Valentino Rossi has ruled out the possibility of developing a rivalry with Marc Marquez similar to the fierce on-track opposition that developed between ex-Formula 1 greats Alain Prost and Ayrton Senna.

Rossi and Marquez famously clashed last season during the Malaysian Grand Prix, which left the Repsol Honda rider sprawled on the ground and saw Rossi hit with a last place grid start for the final race at Valencia, effectively ending his chances of winning the world crowd.

A war of words erupted between the pair in the aftermath but as they came face to face in the same room for the first time on Wednesday at the official press conference for this weekend's Qatar MotoGP, Rossi said 'nothing particularly special' would happen this season as a result of their bitter fall-out.

The 37-year-old Italian said: First of all I'm happy to hear my name close to Agostini/Hailwood and Senna/Prost - it is something extra for motorsport, but I think nothing particularly special will happen and on track I think everything will be the same.

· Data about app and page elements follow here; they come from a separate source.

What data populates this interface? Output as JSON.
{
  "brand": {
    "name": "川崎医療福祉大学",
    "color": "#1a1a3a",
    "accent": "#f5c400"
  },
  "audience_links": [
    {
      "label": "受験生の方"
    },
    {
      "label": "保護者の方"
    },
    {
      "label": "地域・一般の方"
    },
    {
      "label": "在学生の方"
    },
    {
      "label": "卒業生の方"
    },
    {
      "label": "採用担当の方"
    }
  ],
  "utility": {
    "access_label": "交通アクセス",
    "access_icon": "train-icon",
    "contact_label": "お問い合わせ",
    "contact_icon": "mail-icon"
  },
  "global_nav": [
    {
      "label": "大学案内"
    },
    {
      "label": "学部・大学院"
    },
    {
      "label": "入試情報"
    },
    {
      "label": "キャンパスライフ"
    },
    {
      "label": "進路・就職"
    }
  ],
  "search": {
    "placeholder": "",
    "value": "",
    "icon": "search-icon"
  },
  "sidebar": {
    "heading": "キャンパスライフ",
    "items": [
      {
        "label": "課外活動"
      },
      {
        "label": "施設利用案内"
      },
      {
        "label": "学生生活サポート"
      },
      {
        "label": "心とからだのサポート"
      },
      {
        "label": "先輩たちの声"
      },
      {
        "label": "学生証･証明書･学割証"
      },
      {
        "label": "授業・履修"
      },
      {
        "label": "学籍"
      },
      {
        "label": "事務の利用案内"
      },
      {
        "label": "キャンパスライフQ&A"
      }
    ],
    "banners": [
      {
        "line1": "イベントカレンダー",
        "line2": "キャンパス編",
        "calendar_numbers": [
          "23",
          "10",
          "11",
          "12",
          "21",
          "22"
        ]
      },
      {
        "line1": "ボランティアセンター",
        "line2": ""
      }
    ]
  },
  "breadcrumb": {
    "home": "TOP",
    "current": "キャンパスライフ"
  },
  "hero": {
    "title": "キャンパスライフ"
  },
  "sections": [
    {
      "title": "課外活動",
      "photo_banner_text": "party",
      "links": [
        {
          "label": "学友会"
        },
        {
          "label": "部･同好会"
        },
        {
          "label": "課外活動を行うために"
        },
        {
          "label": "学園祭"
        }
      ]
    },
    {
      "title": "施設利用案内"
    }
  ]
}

"Everybody will try to give the maximum to try to be in front without something more 'special'."

Reflecting on the massive interest in the final MotoGP World Championship round at Valencia last year, Rossi admitted that the outcome could have been different, but added that he had moved on and was focused on launching another title assault in 2016.

"I think the last races of last year added something different compared to normal. Personally speaking, the finish can be different and better and I prefer to win than lose," he said.

"But it is like this and it is past and the good thing is that we are here and we will try to have another good fight in this season."

Marquez brushed off the question on whether the pair's rivalry would intensify and said he would use the experience he gained in 2015 from the first race to the last.

"We saw in the past in MotoGP, you always try to beat your opponent, but in the end I have 20 opponents and I must fight against each one for try to win the championship and that is my target," he said.

"This year will be an interesting season because everything looks closer. We will try to fight for the championship and use the experience from last year from the beginning of the season to the end and fight again for the title until Valencia."

Dani Pedrosa - who finished a close third behind Jorge Lorenzo and Marquez in the Valencia MotoGP last year when the Honda duo came in for criticism, with suggestions they held back from challenging their fellow countryman for the race victory - said the drama had helped raise the profile of the sport around the world.

"I think it was a big moment for MotoGP, maybe not like everybody thinks, but there was a lot of fans and the track was super crowded," he said.

"They had to put up extra grandstands and sell extra tickets, this was a positive thing and the result affects part of the show but overall we can say that MotoGP is trying to grow and that is what we look for, to put on a good show."